# THE TASK:
Can you find the lines of the listing that include "JSON" and copy every one?
- - -
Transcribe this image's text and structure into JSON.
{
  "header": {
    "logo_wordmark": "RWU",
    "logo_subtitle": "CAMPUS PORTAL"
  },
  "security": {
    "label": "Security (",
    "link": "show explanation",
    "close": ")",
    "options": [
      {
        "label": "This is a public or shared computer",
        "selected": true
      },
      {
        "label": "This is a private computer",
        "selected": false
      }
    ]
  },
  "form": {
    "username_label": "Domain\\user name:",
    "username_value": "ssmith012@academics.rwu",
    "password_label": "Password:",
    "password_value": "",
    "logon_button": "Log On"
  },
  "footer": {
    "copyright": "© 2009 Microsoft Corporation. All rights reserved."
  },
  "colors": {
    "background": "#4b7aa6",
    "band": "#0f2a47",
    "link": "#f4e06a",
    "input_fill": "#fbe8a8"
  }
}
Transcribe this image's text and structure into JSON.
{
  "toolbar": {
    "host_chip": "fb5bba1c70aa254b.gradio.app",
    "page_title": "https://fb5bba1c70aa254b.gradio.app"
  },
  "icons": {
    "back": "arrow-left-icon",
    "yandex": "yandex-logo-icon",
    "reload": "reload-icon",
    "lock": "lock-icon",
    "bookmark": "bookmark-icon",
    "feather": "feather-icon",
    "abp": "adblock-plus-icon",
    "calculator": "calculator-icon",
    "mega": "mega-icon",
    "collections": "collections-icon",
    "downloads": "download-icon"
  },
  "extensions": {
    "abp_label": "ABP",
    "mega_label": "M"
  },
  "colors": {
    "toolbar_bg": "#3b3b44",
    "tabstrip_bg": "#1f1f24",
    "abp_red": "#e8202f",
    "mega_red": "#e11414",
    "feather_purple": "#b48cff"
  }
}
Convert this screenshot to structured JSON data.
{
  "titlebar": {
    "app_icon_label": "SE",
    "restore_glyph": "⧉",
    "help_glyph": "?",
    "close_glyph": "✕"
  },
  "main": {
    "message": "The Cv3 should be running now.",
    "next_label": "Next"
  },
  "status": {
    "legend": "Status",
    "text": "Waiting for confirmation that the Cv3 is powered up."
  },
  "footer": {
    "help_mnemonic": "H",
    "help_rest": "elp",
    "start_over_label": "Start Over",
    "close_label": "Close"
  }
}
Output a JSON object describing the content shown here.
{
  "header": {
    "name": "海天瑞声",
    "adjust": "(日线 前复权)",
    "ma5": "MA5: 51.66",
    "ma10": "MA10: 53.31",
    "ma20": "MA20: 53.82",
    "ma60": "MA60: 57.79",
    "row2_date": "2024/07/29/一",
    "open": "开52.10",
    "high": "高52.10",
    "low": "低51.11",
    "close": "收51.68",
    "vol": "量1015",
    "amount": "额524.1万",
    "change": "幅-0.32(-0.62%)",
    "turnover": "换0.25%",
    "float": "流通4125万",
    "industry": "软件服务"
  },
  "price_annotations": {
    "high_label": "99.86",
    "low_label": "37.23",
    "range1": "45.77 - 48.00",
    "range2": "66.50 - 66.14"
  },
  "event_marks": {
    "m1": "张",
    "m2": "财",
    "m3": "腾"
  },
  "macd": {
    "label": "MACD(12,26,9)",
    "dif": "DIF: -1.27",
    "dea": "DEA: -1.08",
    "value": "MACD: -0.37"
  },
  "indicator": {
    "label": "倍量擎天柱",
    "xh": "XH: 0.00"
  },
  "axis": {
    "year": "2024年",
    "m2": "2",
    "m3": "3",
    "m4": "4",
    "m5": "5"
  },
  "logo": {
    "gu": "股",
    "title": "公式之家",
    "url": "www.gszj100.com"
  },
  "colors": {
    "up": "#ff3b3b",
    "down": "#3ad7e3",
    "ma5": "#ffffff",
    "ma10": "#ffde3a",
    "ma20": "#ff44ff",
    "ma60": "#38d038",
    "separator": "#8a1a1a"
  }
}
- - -
# FINAL ANSWER:
Transcribe this image's text and structure into JSON.
Transcribe this image's text and structure into JSON.
Convert this screenshot to structured JSON data.
Output a JSON object describing the content shown here.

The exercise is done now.